Sunday, November 30, 2008


'Round about this time of year, I start writing what turns into an email to a small group of friends. Advent is a summing up time for me - a time when I look back at the year behind me and see it as a whole cloth. I do this while on what seems like my annual "Walk to Bethlehem", my journey to Christmas -- which for me is always a journey to the manger. Some years I have barely been able to crawl there -- years with grief and sorrow that robbed me of joy. But still, I got to the manger -- to that place where I understood what Christmas really is -- and I found comfort there. To the, the manger in Bethlehem feels like "home plate". So, a week or so from now, when I write this sum-up, I will heave a sigh of spiritual relief. Until then, I feel adrift in Advent, on a journey that has just begun, swept along by the throng and not yet conscious of directions or goals.

I used to have a friend who was a minister of a rural church. I'd write these annual missives to her, and she would honor them by reading them from the pulpit of her church on Christmas Eve. I suppose part of me also hears these words (as opposed to just reading them), as I knew they would be spoken.

I am a seminary graduate - Lutheran - ELCA who decided to not become ordained. It is a decision that has served me and the church well. But despite what will be my perpetual lover's quarrel with organized religion, I yearn for its comforts at Christmas. I will put up a nativity, a tree, decorations.
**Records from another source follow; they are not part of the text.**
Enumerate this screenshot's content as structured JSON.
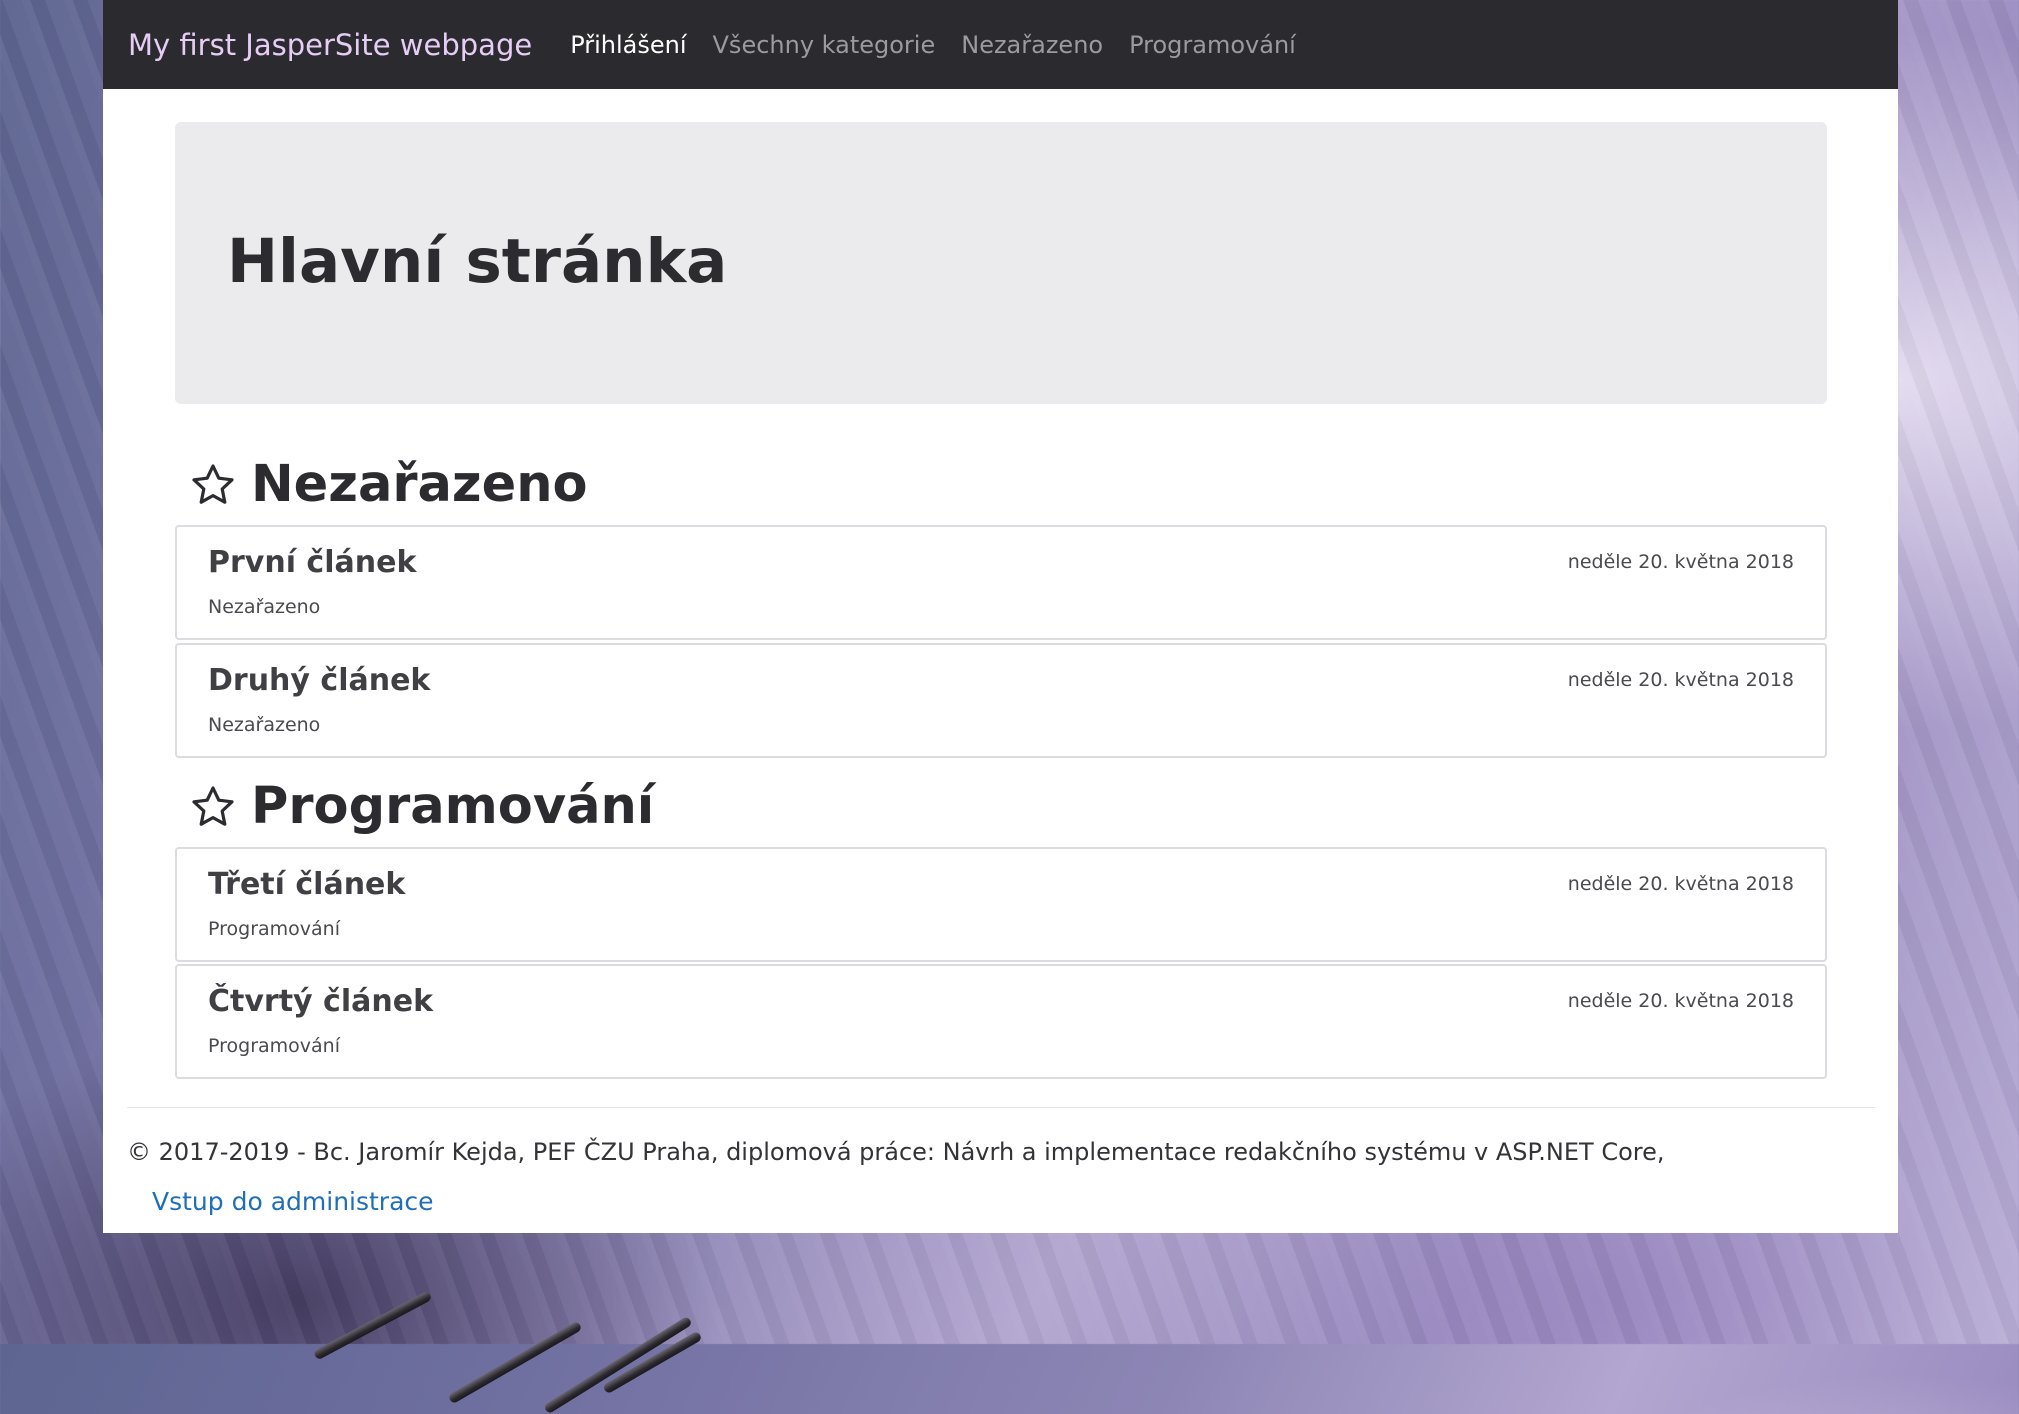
{
  "navbar": {
    "brand": "My first JasperSite webpage",
    "links": [
      "Přihlášení",
      "Všechny kategorie",
      "Nezařazeno",
      "Programování"
    ]
  },
  "jumbotron": {
    "title": "Hlavní stránka"
  },
  "sections": [
    {
      "title": "Nezařazeno",
      "icon": "star-outline-icon",
      "articles": [
        {
          "title": "První článek",
          "category": "Nezařazeno",
          "date": "neděle 20. května 2018"
        },
        {
          "title": "Druhý článek",
          "category": "Nezařazeno",
          "date": "neděle 20. května 2018"
        }
      ]
    },
    {
      "title": "Programování",
      "icon": "star-outline-icon",
      "articles": [
        {
          "title": "Třetí článek",
          "category": "Programování",
          "date": "neděle 20. května 2018"
        },
        {
          "title": "Čtvrtý článek",
          "category": "Programování",
          "date": "neděle 20. května 2018"
        }
      ]
    }
  ],
  "footer": {
    "text": "© 2017-2019 - Bc. Jaromír Kejda, PEF ČZU Praha, diplomová práce: Návrh a implementace redakčního systému v ASP.NET Core,",
    "admin_link": "Vstup do administrace"
  },
  "colors": {
    "navbar": "#2a2a2f",
    "brand": "#e6cdf5",
    "link": "#1f6fb8",
    "jumbotron": "#ebebee"
  }
}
NO Santa in my house.

And, I will think of this season in the church calendar as my personal journey to Bethlehem, my annual pilgrimage.

For me, the year has always concluded not at Time's Square's dropping of the ball -- but on Christmas Eve, also called Welia or Wiegilia (depending on what part of Poland your family is from). It means "vigil", and that night a very unique, non-meat meal is served. Families gather, candles are lit, hay is placed beneath a sparkling white tablecloth (to remind us of the manger.) Beautiful Polish Christmas carols are played in the background as the family gathers to bless each other and share the special meal.

It is involved -- there are a proscribed number of dishes -- and there must never be 13 people at the table (it would portend a death). The meal ends and the family relaxes until midnight mass, when they go to the Polish Roman Catholic church for the singing of Kolendy, the Polish canon of Christmas carols, and to hear Midnight Mass. But I always find myself having a need to sum up the year before I can approach the small church nativity set to light my annual candle.

So that's what I'll be doing --- summing -- until I get this year's letter into focus. When I do, I'll share it here.


Blogger Jayne said...

I love hearing about the traditions of your heritage Mata. So special. May your Advent season be filled with love, peace, and joy.

7:00 AM  
Blogger beth said...

I'm looking forward to this year's letter...

11:20 AM  
Blogger anywhere_Smile said...

This comment has been removed by a blog administrator.

12:26 AM  

Post a Comment

<< Home

Site Feed